So called “Hard Money Lenders” are what are also known as predatory lenders. This means they make loans based on the premise that the terms to the borrower must be such that they will gladly foreclose if necessary. Conventional lenders (banks) do everything they can do to avoid taking back a property in foreclosure so they are the true opposite of Moneylender Rules.
Within the traditional days before 2000, hard money lenders pretty much loaned on the After Repaired Value (ARV) of any property and the percentage they loaned was 60% to 65%. In some cases this percentage was as high as 75% in active (hot) markets. There wasn’t significant amounts of risk as real estate market was booming and cash was simple to borrow from banks to finance end-buyers.
When the easy times slowed and after that stopped, the hard money lenders got caught in a vice of rapidly declining home values and investors who borrowed the amount of money but had no equity (money) that belongs to them within the deal.
These rehabbing investors simply walked away and left the hard money lenders holding the properties which were upside-down in value and declining every day. Many hard money lenders lost everything they had along with their clients who loaned them the amount of money they re-loaned.
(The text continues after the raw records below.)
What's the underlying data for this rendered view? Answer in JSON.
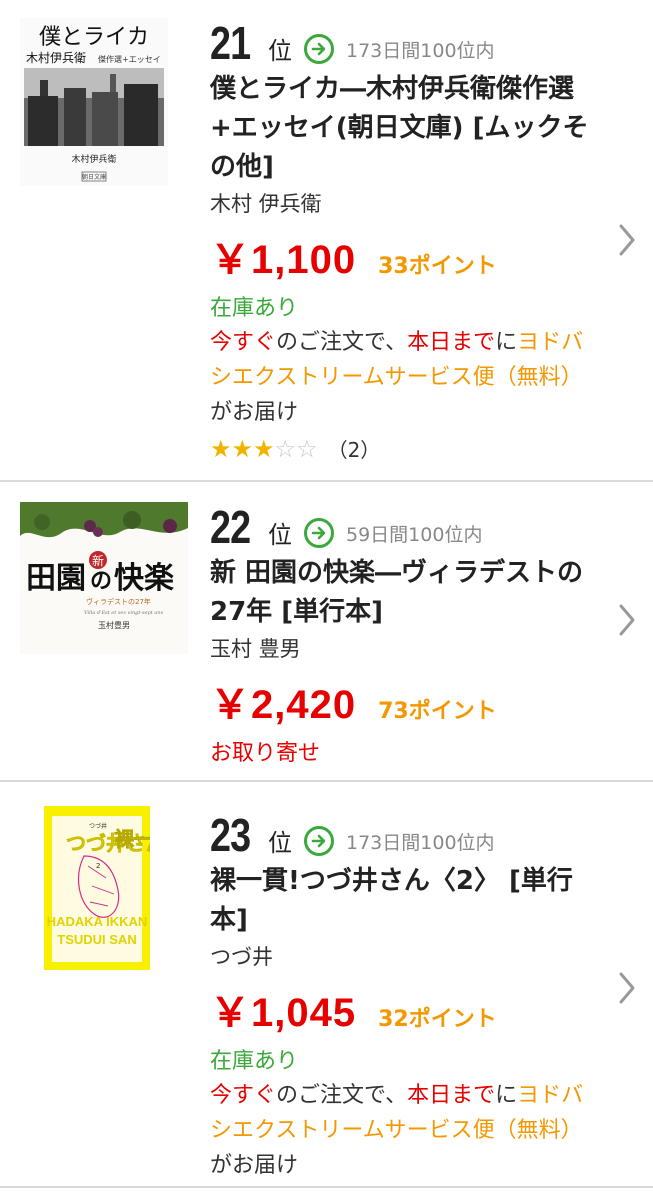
{
  "items": [
    {
      "rank": "21",
      "rank_unit": "位",
      "trend_text": "173日間100位内",
      "title": "僕とライカ―木村伊兵衛傑作選+エッセイ(朝日文庫) [ムックその他]",
      "author": "木村 伊兵衛",
      "price": "￥1,100",
      "points": "33ポイント",
      "stock": "在庫あり",
      "delivery": {
        "p1": "今すぐ",
        "p2": "のご注文で、",
        "p3": "本日まで",
        "p4": "に",
        "p5": "ヨドバシエクストリームサービス便（無料）",
        "p6": "がお届け"
      },
      "rating": {
        "stars": 3,
        "max": 5,
        "count": "（2）"
      },
      "cover": {
        "title": "僕とライカ",
        "subtitle": "木村伊兵衛",
        "tag": "傑作選+エッセイ",
        "author": "木村伊兵衛",
        "publisher": "朝日文庫"
      }
    },
    {
      "rank": "22",
      "rank_unit": "位",
      "trend_text": "59日間100位内",
      "title": "新 田園の快楽―ヴィラデストの27年 [単行本]",
      "author": "玉村 豊男",
      "price": "￥2,420",
      "points": "73ポイント",
      "stock": "お取り寄せ",
      "cover": {
        "badge": "新",
        "title_a": "田園",
        "title_b": "の",
        "title_c": "快楽",
        "subtitle": "ヴィラデストの27年",
        "latin": "Villa d'Est et ses vingt-sept ans",
        "author": "玉村豊男"
      }
    },
    {
      "rank": "23",
      "rank_unit": "位",
      "trend_text": "173日間100位内",
      "title": "裸一貫!つづ井さん〈2〉 [単行本]",
      "author": "つづ井",
      "price": "￥1,045",
      "points": "32ポイント",
      "stock": "在庫あり",
      "delivery": {
        "p1": "今すぐ",
        "p2": "のご注文で、",
        "p3": "本日まで",
        "p4": "に",
        "p5": "ヨドバシエクストリームサービス便（無料）",
        "p6": "がお届け"
      },
      "cover": {
        "title": "裸一貫!",
        "name": "つづ井さん",
        "latin1": "HADAKA IKKAN",
        "latin2": "TSUDUI SAN",
        "vol": "2"
      }
    }
  ],
  "colors": {
    "price": "#e60000",
    "points": "#f39800",
    "stock": "#3aa83a",
    "trend": "#3aa83a",
    "star_on": "#f0b400"
  }
}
Since then lenders have drastically changed their lending standards. They will no longer take a look at ARV but loan on the purchase value of the property which they must approve. The investor-borrower will need to have a sufficient credit score and set some money within the deal – usually 5% to 20% depending on the property’s purchase price and also the lender’s feeling on that day.
However, when all has been said and done, Moneylenders Act Singapore still make their profits on these loans from the same areas:
The interest charged on these loans which is often from 12% to 20% depending on competitive market conditions between local hard money lenders and what state law will permit.
Closing points are definitely the main revenue stream on short-term loans and vary from 2 to 10 points. A “point” is the same as one percent in the amount borrowed; i.e. if $100,000 is borrowed with two points, the charge for that points will likely be $2,000. Again, the volume of points charged depends on the sum of money borrowed, enough time it will probably be loaned out as well as the risk to the lender (investor’s experience).
Hard money lenders also charge various fees for pretty much anything including property inspection, document preparation, legal review, as well as other items. These fees are pure profit and should be counted as points however are not since the blend of the points and interest charged the investor can exceed state usury laws.
These lenders still examine every deal as if they must foreclose the financing out and consider the property back – they are and also will be predatory lenders. I would guess that 5% to 10% of all hard money loans are foreclosed out or taken back having a deed in lieu of foreclosure.
So with the exception of the stricter requirements of License Moneylender In Singapore, there have been no fundamental changes regarding how hard money lenders make their profits – points, interest, fees and taking properties back and reselling them.
These lenders also glance at the investor’s ability to repay the financing every month or make the required interest only payments. If you get to borrow hard money, anticipate to require some of your personal money and also have lmupww in reserve to help you carry the borrowed funds until the property comes.